_WHAT THE EXERCISE ASKS:_
Find the word "COUNTY" below. Copy each line that has it.

Element data from apps and pages
■ ■ ■
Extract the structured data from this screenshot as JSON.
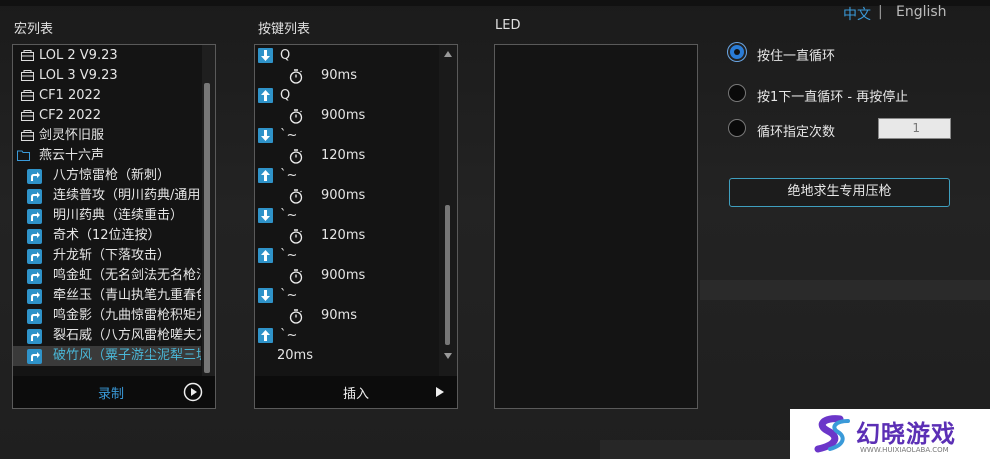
{
  "lang": {
    "zh": "中文",
    "sep": "|",
    "en": "English"
  },
  "macro_list": {
    "title": "宏列表",
    "items": [
      {
        "type": "folder",
        "label": "LOL 2  V9.23"
      },
      {
        "type": "folder",
        "label": "LOL 3  V9.23"
      },
      {
        "type": "folder",
        "label": "CF1 2022"
      },
      {
        "type": "folder",
        "label": "CF2  2022"
      },
      {
        "type": "folder",
        "label": "剑灵怀旧服"
      },
      {
        "type": "folder-open",
        "label": "燕云十六声"
      },
      {
        "type": "macro",
        "label": "八方惊雷枪（新刺）"
      },
      {
        "type": "macro",
        "label": "连续普攻（明川药典/通用）"
      },
      {
        "type": "macro",
        "label": "明川药典（连续重击）"
      },
      {
        "type": "macro",
        "label": "奇术（12位连按）"
      },
      {
        "type": "macro",
        "label": "升龙斩（下落攻击）"
      },
      {
        "type": "macro",
        "label": "鸣金虹（无名剑法无名枪法）"
      },
      {
        "type": "macro",
        "label": "牵丝玉（青山执笔九重春色）"
      },
      {
        "type": "macro",
        "label": "鸣金影（九曲惊雷枪积矩九剑）"
      },
      {
        "type": "macro",
        "label": "裂石威（八方风雷枪嗟夫刀法）"
      },
      {
        "type": "macro",
        "label": "破竹风（粟子游尘泥犁三垢）",
        "selected": true
      }
    ],
    "record_label": "录制"
  },
  "key_list": {
    "title": "按键列表",
    "items": [
      {
        "kind": "down",
        "label": "Q"
      },
      {
        "kind": "delay",
        "label": "90ms"
      },
      {
        "kind": "up",
        "label": "Q"
      },
      {
        "kind": "delay",
        "label": "900ms"
      },
      {
        "kind": "down",
        "label": "`~"
      },
      {
        "kind": "delay",
        "label": "120ms"
      },
      {
        "kind": "up",
        "label": "`~"
      },
      {
        "kind": "delay",
        "label": "900ms"
      },
      {
        "kind": "down",
        "label": "`~"
      },
      {
        "kind": "delay",
        "label": "120ms"
      },
      {
        "kind": "up",
        "label": "`~"
      },
      {
        "kind": "delay",
        "label": "900ms"
      },
      {
        "kind": "down",
        "label": "`~"
      },
      {
        "kind": "delay",
        "label": "90ms"
      },
      {
        "kind": "up",
        "label": "`~"
      },
      {
        "kind": "plain",
        "label": "20ms"
      }
    ],
    "insert_label": "插入"
  },
  "led": {
    "title": "LED"
  },
  "loop_options": [
    {
      "label": "按住一直循环",
      "selected": true
    },
    {
      "label": "按1下一直循环 - 再按停止",
      "selected": false
    },
    {
      "label": "循环指定次数",
      "selected": false
    }
  ],
  "loop_count": "1",
  "pubg_button": "绝地求生专用压枪",
  "watermark": {
    "text": "幻晓游戏",
    "url": "WWW.HUIXIAOLABA.COM"
  },
  "colors": {
    "accent": "#2f93c9",
    "selected_text": "#4ab6d6",
    "lang_active": "#3a9ad9"
  }
}
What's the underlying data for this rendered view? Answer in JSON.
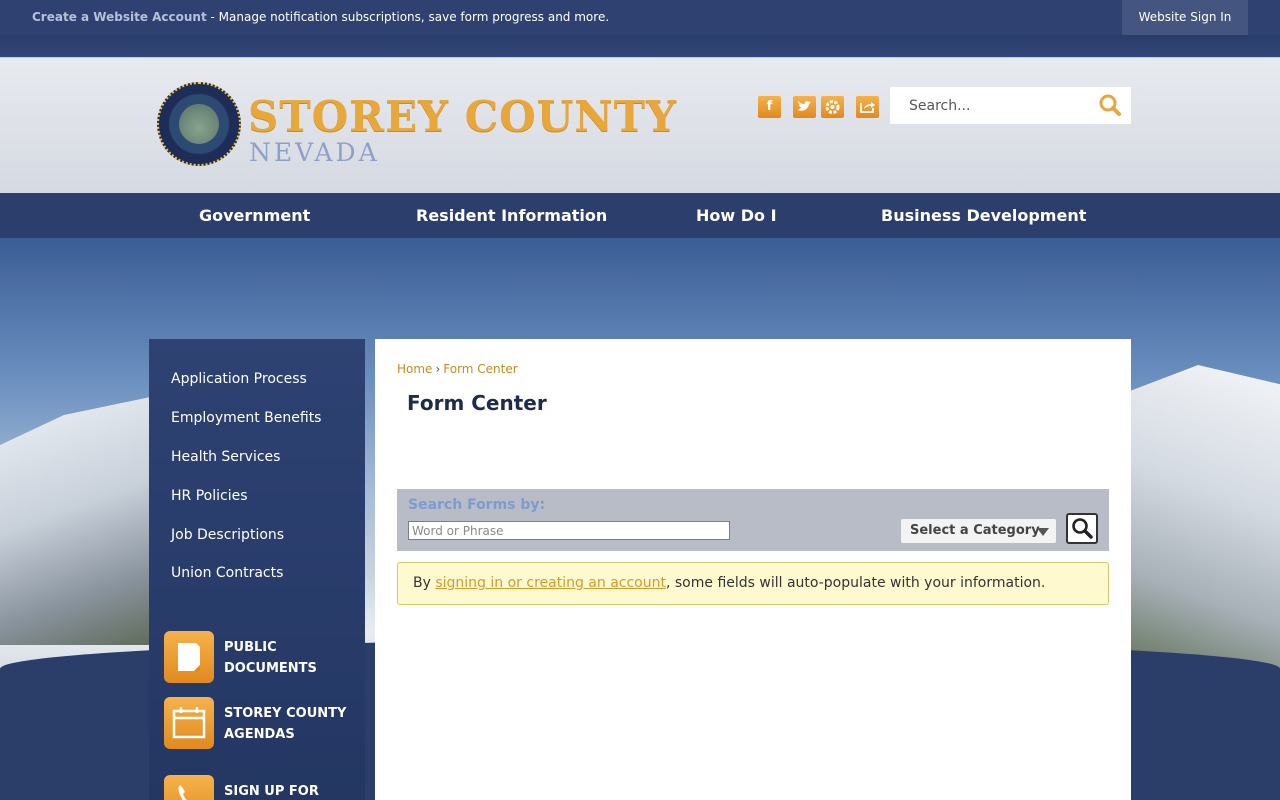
{
  "topbar": {
    "create_account": "Create a Website Account",
    "tagline": " - Manage notification subscriptions, save form progress and more.",
    "sign_in": "Website Sign In"
  },
  "header": {
    "title": "STOREY COUNTY",
    "subtitle": "NEVADA",
    "search_placeholder": "Search...",
    "social_icons": [
      "facebook-icon",
      "twitter-icon",
      "settings-icon",
      "share-icon"
    ]
  },
  "nav": {
    "items": [
      "Government",
      "Resident Information",
      "How Do I",
      "Business Development"
    ]
  },
  "sidebar": {
    "links": [
      "Application Process",
      "Employment Benefits",
      "Health Services",
      "HR Policies",
      "Job Descriptions",
      "Union Contracts"
    ],
    "quick_links": [
      {
        "label": "PUBLIC DOCUMENTS",
        "icon": "document-icon"
      },
      {
        "label": "STOREY COUNTY AGENDAS",
        "icon": "calendar-icon"
      },
      {
        "label": "SIGN UP FOR EMERGENCY",
        "icon": "phone-icon"
      }
    ]
  },
  "main": {
    "breadcrumb": [
      "Home",
      "Form Center"
    ],
    "breadcrumb_sep": "›",
    "title": "Form Center",
    "search_forms": {
      "label": "Search Forms by:",
      "placeholder": "Word or Phrase",
      "category": "Select a Category"
    },
    "notice": {
      "prefix": "By ",
      "link": "signing in or creating an account",
      "suffix": ", some fields will auto-populate with your information."
    }
  },
  "colors": {
    "navy": "#2c3f6c",
    "accent_orange": "#e8a73a",
    "notice_bg": "#fff9cf"
  }
}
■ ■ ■
_OUTPUT OF THE TASK:_
    "title": "STOREY COUNTY",
        "label": "STOREY COUNTY AGENDAS",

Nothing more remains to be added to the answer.